Nor jars interpose, sacred friendship to grieve. 21. For generous lovers let a corner be found,
Where they in soft siglis may their passions relieve.
22. Like the old Lapithites, with the goblets to fight,
Our own 'mongst offences unpardoned will rank,
Re he hanished for ever our assembly divine. 24. Let the freedom we take be perverted by none,
To make any guilty by drinking good wine. The Old Devil Tavern, so called to distinguish it from a
13. CONVIVÆ NEC MUTIS NEC LOQUACES SUNTO. 14. DE SERIIS AC SACRIS POTI ET SATURI NE DIS
SERUYTO. 15. FIDICEN, NISI ACCERSITUS, NON VENITO. 16. ADMISSO RISU, TRIPUDIIS, CHOREIS, CANTU, CELE
BRANTOB. 17. JOCI SINE FELLE SUNTO. 18. IXSIPIDA POEMATA NULLA RECITANTOR, 19. VERSUS SCRIBERE NULLUS COGITOR. 20. ARGUMENTATIONIS TOTIUS STREPITUS ABESTO. 21. AMATORIIS QUERELIS, AC SCSPIRIIS LIBER ANGU
LUS ESTO. 22. LAPITHARUM MORE SCYPHIS PUGNARE, VITREA
CERARE NEFAS ESTO. 23. QUI FORAS VEL DICTA, VEL FACTA ELIMINET,
ELIMINATOR. 24. NEMINEM REUM POCULA FACIUNTO.
FOCUS PERENNIS ESTO.
neighboring hostelry called the Young Devil Tavern, stood on that spot close to 'Temple Bar, which is now occupied by Child's Banking House. The Apollo was the great room of the tavern, in which, like that of the Willis and Button's of a later day, the wits assembled to hold their convivial meetings, over which, by undisputer authority, Jonson reigned supreme.
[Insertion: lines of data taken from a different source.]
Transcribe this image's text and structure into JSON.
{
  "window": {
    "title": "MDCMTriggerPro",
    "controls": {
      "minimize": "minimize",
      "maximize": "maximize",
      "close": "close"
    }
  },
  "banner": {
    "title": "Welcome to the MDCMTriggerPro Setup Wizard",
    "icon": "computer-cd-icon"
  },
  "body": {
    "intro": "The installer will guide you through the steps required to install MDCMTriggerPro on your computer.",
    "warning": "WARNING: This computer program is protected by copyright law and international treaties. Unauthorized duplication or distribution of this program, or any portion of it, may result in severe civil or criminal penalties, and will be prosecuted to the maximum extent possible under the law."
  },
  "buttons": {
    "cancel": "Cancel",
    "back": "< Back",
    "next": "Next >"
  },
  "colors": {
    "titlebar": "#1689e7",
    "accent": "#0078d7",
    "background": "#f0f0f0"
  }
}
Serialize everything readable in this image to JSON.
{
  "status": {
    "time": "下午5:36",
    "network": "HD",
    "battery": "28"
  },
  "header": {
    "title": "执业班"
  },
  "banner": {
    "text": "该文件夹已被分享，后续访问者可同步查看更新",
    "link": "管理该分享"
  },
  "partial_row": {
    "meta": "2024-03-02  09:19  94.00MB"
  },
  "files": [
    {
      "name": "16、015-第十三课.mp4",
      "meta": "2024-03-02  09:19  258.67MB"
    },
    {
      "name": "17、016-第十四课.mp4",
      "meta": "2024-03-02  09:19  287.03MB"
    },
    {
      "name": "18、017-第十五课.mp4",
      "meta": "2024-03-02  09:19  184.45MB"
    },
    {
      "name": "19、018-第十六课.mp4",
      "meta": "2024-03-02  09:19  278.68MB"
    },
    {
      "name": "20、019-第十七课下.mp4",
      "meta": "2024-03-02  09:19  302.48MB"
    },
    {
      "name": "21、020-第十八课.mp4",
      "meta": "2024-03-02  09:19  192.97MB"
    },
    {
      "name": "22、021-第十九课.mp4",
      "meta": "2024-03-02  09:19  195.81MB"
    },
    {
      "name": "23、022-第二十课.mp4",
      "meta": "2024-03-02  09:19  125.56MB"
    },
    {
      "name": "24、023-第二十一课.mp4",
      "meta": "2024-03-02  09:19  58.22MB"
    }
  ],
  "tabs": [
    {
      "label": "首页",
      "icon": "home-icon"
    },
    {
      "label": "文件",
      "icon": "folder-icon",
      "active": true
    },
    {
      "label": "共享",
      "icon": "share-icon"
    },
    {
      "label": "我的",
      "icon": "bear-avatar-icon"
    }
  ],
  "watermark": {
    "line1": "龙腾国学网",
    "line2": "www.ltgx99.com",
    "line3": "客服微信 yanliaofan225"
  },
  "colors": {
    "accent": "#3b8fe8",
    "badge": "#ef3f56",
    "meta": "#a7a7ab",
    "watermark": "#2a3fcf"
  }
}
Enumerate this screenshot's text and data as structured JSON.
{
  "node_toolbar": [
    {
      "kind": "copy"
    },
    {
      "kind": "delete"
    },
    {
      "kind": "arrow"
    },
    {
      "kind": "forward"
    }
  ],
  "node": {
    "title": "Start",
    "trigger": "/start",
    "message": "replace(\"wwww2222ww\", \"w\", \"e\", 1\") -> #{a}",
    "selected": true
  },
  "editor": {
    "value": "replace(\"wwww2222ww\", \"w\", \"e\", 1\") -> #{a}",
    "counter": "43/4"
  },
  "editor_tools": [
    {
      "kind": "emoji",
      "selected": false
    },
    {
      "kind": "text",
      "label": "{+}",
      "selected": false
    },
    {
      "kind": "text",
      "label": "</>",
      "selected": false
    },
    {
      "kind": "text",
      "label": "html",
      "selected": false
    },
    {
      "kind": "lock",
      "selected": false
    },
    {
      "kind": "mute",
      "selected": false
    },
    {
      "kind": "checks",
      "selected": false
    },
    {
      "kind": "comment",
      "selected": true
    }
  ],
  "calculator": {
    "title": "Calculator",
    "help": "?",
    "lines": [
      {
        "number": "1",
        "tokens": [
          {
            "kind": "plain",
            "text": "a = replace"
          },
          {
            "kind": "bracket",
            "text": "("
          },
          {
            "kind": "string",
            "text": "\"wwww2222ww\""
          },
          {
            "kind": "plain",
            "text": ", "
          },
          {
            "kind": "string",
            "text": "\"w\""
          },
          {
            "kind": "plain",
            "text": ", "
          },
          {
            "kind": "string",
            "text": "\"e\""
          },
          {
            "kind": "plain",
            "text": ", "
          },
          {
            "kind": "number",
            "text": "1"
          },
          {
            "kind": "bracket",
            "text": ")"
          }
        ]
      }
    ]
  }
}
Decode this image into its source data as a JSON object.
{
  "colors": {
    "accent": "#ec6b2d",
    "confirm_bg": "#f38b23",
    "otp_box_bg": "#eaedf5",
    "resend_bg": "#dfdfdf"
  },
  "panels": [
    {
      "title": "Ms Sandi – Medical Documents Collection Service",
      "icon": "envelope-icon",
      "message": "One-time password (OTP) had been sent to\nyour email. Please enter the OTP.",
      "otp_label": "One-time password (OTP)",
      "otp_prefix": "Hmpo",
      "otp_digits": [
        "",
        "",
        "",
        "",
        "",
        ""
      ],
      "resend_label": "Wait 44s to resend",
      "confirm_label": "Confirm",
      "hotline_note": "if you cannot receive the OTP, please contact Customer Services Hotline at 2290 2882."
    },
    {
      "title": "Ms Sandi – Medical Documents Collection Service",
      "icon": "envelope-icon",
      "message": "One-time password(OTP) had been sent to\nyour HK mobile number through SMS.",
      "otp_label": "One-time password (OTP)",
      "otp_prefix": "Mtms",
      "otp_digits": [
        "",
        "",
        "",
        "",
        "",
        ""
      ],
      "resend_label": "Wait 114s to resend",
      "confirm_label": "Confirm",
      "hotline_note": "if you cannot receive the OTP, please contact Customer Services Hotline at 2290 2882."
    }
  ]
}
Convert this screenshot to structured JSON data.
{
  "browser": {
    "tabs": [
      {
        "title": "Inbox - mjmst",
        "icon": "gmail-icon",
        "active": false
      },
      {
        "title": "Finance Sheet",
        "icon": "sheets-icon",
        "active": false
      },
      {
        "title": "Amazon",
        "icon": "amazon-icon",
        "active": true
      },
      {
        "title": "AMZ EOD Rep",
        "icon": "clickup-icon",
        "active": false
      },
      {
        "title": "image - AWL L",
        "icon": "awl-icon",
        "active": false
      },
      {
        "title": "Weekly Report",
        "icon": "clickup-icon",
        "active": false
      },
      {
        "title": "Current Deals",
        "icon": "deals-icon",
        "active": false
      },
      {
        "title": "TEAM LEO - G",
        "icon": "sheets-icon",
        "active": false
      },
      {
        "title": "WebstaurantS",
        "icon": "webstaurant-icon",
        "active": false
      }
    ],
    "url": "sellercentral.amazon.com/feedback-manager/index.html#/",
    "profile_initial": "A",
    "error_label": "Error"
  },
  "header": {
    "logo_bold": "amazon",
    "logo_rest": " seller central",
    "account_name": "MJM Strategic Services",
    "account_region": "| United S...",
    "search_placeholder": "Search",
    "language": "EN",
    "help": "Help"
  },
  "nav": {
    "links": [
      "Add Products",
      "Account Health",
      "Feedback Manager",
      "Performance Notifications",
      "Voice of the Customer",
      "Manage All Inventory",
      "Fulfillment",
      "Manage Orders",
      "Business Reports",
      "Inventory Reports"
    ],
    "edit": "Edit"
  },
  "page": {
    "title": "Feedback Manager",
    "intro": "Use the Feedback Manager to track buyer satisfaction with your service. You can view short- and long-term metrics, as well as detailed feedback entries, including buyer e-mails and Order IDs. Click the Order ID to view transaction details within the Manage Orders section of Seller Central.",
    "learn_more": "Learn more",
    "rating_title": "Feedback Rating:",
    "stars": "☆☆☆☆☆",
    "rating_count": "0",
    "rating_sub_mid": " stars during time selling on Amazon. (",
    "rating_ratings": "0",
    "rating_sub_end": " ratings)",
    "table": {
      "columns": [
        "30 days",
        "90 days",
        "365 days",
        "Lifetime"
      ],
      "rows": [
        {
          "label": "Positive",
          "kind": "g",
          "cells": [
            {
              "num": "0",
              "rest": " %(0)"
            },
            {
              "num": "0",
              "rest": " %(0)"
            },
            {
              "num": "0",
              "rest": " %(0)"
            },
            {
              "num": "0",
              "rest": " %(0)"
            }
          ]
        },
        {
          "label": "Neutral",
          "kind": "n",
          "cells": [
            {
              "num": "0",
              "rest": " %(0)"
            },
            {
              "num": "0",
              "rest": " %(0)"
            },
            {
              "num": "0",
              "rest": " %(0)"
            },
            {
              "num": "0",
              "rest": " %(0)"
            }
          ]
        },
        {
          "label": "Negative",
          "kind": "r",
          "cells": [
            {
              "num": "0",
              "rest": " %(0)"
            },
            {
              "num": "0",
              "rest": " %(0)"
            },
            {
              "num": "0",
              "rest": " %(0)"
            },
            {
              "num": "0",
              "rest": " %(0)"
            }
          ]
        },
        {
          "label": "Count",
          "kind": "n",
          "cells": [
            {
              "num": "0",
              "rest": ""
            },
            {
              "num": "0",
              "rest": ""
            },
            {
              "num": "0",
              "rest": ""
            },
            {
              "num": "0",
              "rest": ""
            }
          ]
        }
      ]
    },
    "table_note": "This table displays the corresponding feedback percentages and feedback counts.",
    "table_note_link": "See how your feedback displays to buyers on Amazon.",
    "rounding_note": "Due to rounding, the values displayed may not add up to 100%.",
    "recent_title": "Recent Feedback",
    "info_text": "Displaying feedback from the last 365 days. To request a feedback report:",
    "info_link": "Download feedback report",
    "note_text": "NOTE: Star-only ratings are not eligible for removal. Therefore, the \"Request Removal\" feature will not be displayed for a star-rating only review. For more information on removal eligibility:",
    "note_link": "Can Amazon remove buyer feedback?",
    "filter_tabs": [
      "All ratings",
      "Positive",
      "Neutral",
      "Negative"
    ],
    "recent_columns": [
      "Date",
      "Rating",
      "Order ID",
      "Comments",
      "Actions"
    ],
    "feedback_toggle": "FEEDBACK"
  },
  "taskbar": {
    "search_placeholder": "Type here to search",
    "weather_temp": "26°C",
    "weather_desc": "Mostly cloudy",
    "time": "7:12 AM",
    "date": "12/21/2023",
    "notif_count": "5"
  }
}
The rules of the club, as stated in the introduction to the translation, were engraved in marble over the chimneypiece ; and the verses by Jonson over the entrance to the room were printed in gold letters on a black ground, surmounted by a bust of Apollo. The bust and the verses are now in the possession of Messrs. Child. The room was furnished with a gallery for music, and was frequently used for balls. The olid sign of the tavern, which stood nearly opposite to St. Dunstan's church, represented St. Dunstan pulling the Devil by the nose. – B.
5 Al. CONVIVÆ NON MULTI - G.